One such recent opening is seafood restaurant Cafe Fish on Henderson Street, taking over what was one of the area’s old-school drinking dens, which had been appropriately named The Vintage Bar. The refit has eliminated all traces of dingy pub, and has instead managed to marry what is a rather fabulously gleaming new interior with classic Edinburgh Victorian architectural features like the stained glass and cornice work. Beat that, G1 Group. What’s really enticing is that whilst this is without doubt a restaurant, they’ve also put in such a ridiculously cool looking bar that passing trade might well still identify it with its former incarnation and pop in for a nosy.
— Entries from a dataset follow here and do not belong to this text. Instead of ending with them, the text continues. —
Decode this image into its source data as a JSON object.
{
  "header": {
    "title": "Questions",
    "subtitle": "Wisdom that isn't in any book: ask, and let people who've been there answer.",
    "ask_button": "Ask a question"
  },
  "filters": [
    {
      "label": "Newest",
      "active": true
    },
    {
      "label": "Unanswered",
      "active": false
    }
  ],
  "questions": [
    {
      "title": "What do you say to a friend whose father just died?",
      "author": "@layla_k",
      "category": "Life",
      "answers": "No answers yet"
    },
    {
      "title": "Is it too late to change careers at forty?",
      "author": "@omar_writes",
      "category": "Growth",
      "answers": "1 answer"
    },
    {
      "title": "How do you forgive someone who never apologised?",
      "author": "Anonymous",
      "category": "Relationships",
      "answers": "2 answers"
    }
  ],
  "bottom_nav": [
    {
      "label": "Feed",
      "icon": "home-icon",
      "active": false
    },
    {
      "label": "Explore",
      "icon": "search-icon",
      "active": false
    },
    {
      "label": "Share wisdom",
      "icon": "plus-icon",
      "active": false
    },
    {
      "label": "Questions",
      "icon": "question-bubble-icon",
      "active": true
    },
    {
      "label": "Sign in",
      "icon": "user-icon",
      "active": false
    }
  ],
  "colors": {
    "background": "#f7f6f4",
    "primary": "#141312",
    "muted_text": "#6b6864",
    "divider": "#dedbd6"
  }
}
We booked in for a rather sharp 7pm table last Wednesday night. Via the retro revolving door , we entered the room, and after a friendly greeting on all our parts, were offered our pick of tables. Despite the temptation to sit facing the bright open kitchen, we took a seat opposite the bar and got to perusing some drinks. I’d had a hankering for some Chablis since around 3pm, so didn’t hesitate in ordering a bottle from the excellent and classy whites-heavy wine list. The fella went for a Hendrick’s and tonic, and I was happy knowing the wine balance would tip nicely in my favour.
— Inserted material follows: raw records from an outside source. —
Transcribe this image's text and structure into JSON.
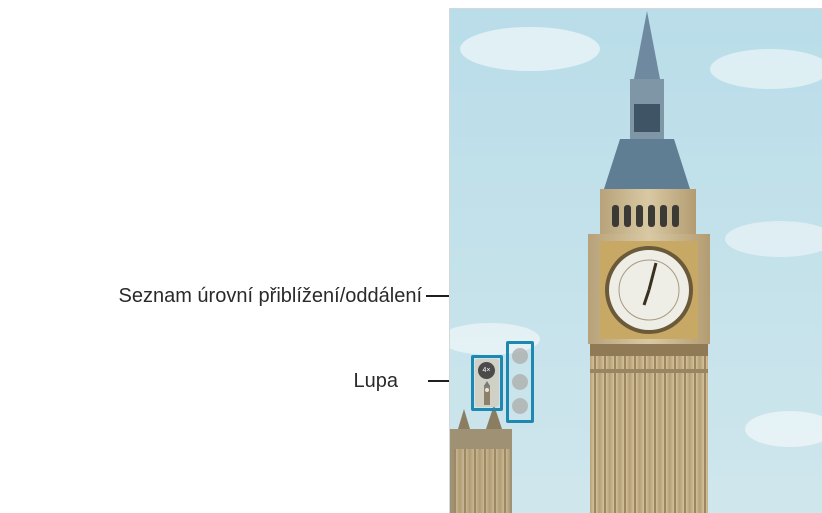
{
  "callouts": {
    "zoom_levels": "Seznam úrovní přiblížení/oddálení",
    "magnifier": "Lupa"
  },
  "magnifier": {
    "zoom_badge": "4×"
  },
  "zoom_list": {
    "dots": 3
  },
  "colors": {
    "highlight": "#1e88b0",
    "sky": "#bfe0ea",
    "stone": "#c9b58d"
  },
  "icons": [
    "magnifier-badge",
    "zoom-level-dot"
  ]
}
We sat down, and started munching on some nice bread whilst we started on the menu. Mention has to go to the rather fun paper that the menu is printed on, back page of which is packed (tight like sardines) with interesting facts about Leith’s history, general info on various species of fish, and the provenance of the restaurant’s own supplies. There was a super selection on the menu, from which we chose starters of Thai crab crostini with Asian salad, and the Stornoway pudding with caramelised onions and Charente goats cheese.
The crab was a simple and elegant affair. It was lightly flavoured with fresh chili and coriander, and complemented by the superfine strips of peppers. I thought that maybe it could have done with just a tad more bite by way of a tiny bit more citrus, but I graciously conceded defeat to G who said it was just perfectly delicate. As for the black pudding, well, it felt ‘wrong’ choosing a non-fish item in a seafood restaurant but figured it must have earned its place there. Wow, and how. This has officially been voted as one of the top combos ever, due to its huge rich flavours. The salad garnish seemed a bit superfluous until we tried the crisp, thinly sliced raw red onion with the black pudding, goats cheese, and onion confit. This was big in such a way that it could have just as easily made an amazing main course.
Our main courses were roast spiced Atlantic cod with olive oil mash and salsa, and seared Atlantic halibut with puy lentils and bacon, and roasted vegetable purée. The cod was another big-hitter in the flavour stakes, with a real kick-ass seasoning, but gorgeously complemented by the sweet salsa of tomato and peppers, and tasty mash. The halibut dish was a more subtle affair altogether – the fish again cooked perfectly, landed atop the lovely puy lentil and bacon stew. The roasted veggie mash had lovely mellow celeriac flavours which I’m a total sucker for. The menu also had a selection of side dishes available at a supplementary charge. It didn’t seem that either of the dishes we had chosen needed anything else, although maybe the halibut dish could have done with a side of vegetables, but only for the purpose of a slightly brighter aesthetic.
For sweet eats, G took the predictable route with sticky toffee pudding ( I wonder if there’s any science behind the theory that any restaurant who tries to take it off the menu closes within six months…) which I left him to enjoy. I presume it was good, as it was gone in 60 seconds. I went with the plum crumble which was accompanied by a cute little fish-shaped jug full of custard. The pud was baked into the bowl, and had a fantastic nutty topping which I loved and which covered the soft and just the right-side-of-tart fruit underneath. I vowed to remember to start baking things with plums whilst they’re in season.
Reading the menu, it’s evident that Cafe Fish are thinking local and West-coast sustainable, and are vocal without being worthy about showcasing Scotland’s wares. A great ethos which benefits everyone from supplier to diner. It’s reasonably priced (£19 for two and £23 for three courses) and with a nice relaxed atmosphere they seem to be pretty flexible about people just popping in for a single course, or an oyster shooter at the bar. By the time we left, the place had a nice buzz about it, and given that a good number of the tables were walk-ins , it’s nice to see that it looks like tides of good fortune are coming this way.